admit their guilt (not acceptable PR for a company with such a strong public
position on piracy), they have fought the case, driven Syn'x into bankruptcy,
and still intend appealing the ruling that found them guilty. This sends out a
strong message to anyone who would report theft by Microsoft - complain against
Microsoft, and be financially destroyed.
Microsoft has also lied about its products. Consider the
buffer overflow bug that allows anyone to crack a Windows XP system over the internet (USA Today). The discovery of this bug was no real surprise to the IT
industry, but Microsoft's then Group Vice President of Windows, Jim Allchin, had earlier promised
that all such bugs had been removed from Windows XP (USA Today). In this
case, Microsoft made a claim which was clearly unsubstantiated - and, in the opinion of this
author, should never in good conscience have been made.
Finally, there other arguments against Libertarian praise of Microsoft. These
arguments claim that Microsoft violates the very principles of
Libertarianism (Thompson) as part of their natural business practices, not
just in the cases of theft, fraud, and abuse of the legal system. These arguments will not be

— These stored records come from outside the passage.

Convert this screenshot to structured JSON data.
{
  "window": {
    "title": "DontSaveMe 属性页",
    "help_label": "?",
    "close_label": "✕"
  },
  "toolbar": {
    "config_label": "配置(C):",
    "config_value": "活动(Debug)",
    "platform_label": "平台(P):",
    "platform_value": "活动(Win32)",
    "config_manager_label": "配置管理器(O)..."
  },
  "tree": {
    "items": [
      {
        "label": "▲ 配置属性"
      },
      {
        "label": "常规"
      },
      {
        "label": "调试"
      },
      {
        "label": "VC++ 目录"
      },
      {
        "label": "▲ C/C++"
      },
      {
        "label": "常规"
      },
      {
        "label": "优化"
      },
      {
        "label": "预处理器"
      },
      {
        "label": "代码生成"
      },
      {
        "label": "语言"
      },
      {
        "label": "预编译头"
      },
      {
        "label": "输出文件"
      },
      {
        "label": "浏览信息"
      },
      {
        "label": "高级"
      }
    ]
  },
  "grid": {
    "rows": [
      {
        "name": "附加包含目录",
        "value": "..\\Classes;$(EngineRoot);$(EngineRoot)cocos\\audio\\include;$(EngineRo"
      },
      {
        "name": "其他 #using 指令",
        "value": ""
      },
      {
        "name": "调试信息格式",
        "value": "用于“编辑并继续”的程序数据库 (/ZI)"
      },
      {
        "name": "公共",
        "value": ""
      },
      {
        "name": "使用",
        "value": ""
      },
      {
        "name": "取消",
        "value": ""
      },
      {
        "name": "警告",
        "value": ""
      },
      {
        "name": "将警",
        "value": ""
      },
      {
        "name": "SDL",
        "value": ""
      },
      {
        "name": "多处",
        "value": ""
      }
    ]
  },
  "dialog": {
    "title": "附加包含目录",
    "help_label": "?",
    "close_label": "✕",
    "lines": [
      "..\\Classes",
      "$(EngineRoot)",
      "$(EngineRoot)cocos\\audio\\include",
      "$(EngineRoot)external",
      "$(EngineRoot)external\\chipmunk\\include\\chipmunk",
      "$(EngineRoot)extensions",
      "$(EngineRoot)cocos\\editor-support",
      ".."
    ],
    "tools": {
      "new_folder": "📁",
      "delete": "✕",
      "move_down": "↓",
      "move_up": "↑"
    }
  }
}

upon in this essay, as they are not as easily quantifiable as proven cases of theft and
fraud, but should nonetheless be examined carefully by any person considering giving
his support to Microsoft.
From the start, Microsoft's business practices were ethically and legally
unsound, they have built their current wealth upon a product that was
essentially stolen from a competitor, and through the legal system they have used the State to
destroy their victims. Microsoft does not deserve moral support
from anyone, least of all Libertarians. They should be supported against anti-trust litigation, as
should any company, but they should not be held up as an example of the greatness of
Petition Against the Persecution of Microsoft (US Version)." The Center For The Advancement
Joins Global Pro-Capitalism Rally." Scoop. 22 Nov 2001.
Antov, Leven. "History of MS-DOS."
MaxFrame Corporation. 1996.
Patent Infringement - Stac Electronics vs. Microsoft Corporation."
United States District Court Central District of California. 25 Jan 1993.
the Company." Automation Access.
Operator." CFO Magazine. 01 Aug 1999.
Gates III, William H. New York Times, 25 Sep 1983, p. F2.
Hoie, Oystein W. "Microsoft
found guilty of software piracy." InfoSatellite.com. 08 Dec
Huxford, David C. "Technology
New Releases." Journal Of Financial Planning.
Paterson, Tim. "An Inside Look
at MS-DOS." Seattle Computer Products.
Thompson, Joe. "Why Moral Defense is Wrong."
11 Feb 1999.
van Wensveen, Frank W. "Why I Hate Microsoft."
"XP flaw due to
'buffer overflow'." USA Today. 21 Dec 2001.
©2002 Duncan Bayne. This document may be distributed under the terms of the